The pattern of prescribing three or more psychotropic medications concurrently.
Much of the earlier social work literature from the 1970s and 1980s depicts the profession's view of psychotropic medication treatment as suspicious and negative (for example, Berg & Wallace, 1987; Davidson & Jamison, 1983; Matorin & De Chillo, 1984).
Social workers' views about psychotropic drugs may be associated with both professional and personal factors.
The dramatic increase in psychotropic drug prescription occurred despite the fact that few psychotropic drugs--typically prescribed for ADHD, depression and other mood disorders I are approved for use in children under 18.
This article focuses on how the increased prescription of psychotropic medications to school-aged children is affecting schools and school counselors.
Chapter 7 Use of psychotropic drugs in special patient groups
The rate of foster children prescribed psychotropic drugs has dropped from 42 percent in 2004 to 32 percent in 2012.
The proportions self-reporting use of psychotropic medications in the past 12 months were 33% of the Hispanic group, 23% of the Asians, 14% of the whites, and 8.
This was where the staff learned their first lesson in behavioral management: the old adage "more is better" does not always hold true, especially with psychotropic medications.
Alternative treatments to drugs -- especially psychotropics -- should also be considered.

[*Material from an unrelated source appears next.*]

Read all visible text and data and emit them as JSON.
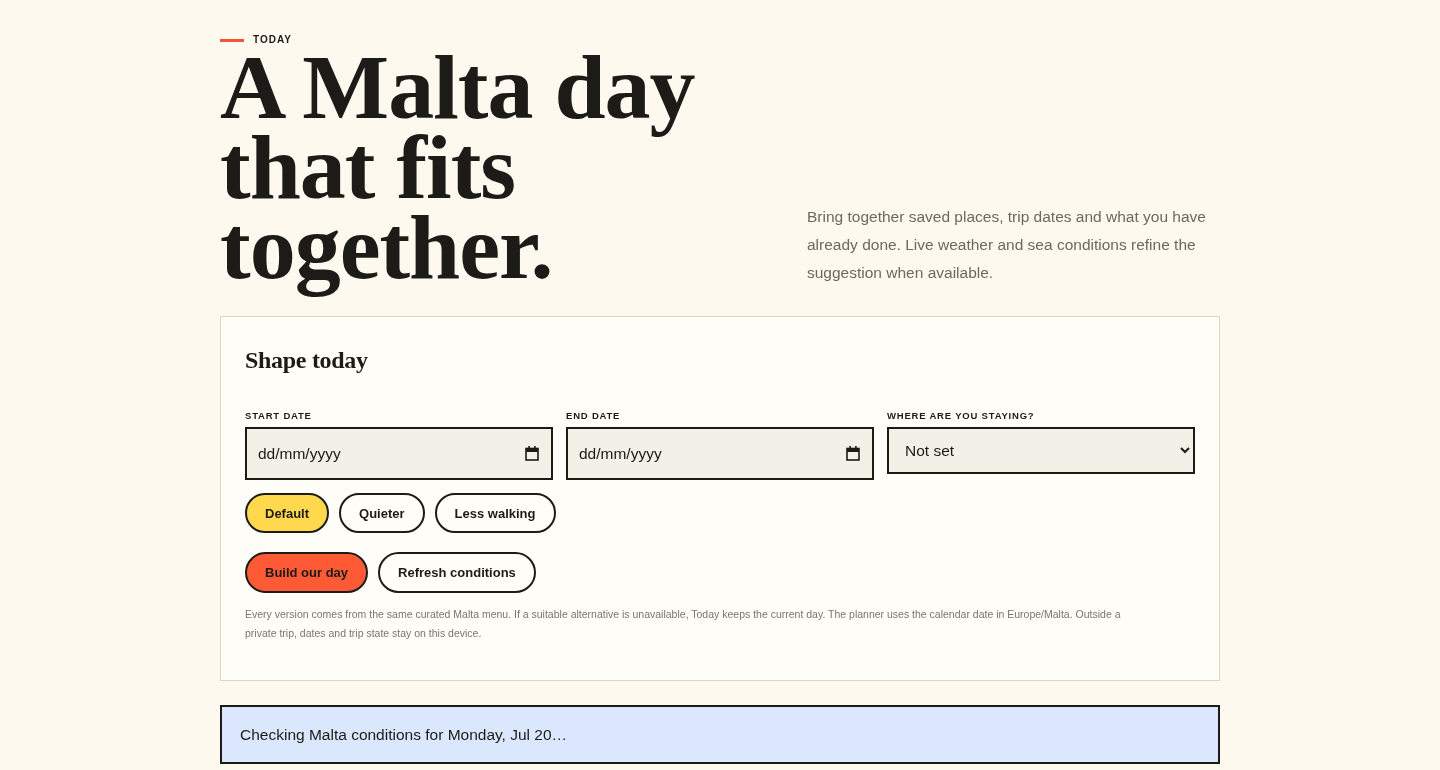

House Bill 838 "addresses the need to have our children that are receiving psychotropic drugs be seen by their prescribing physicians in person every 90 days," said Rep.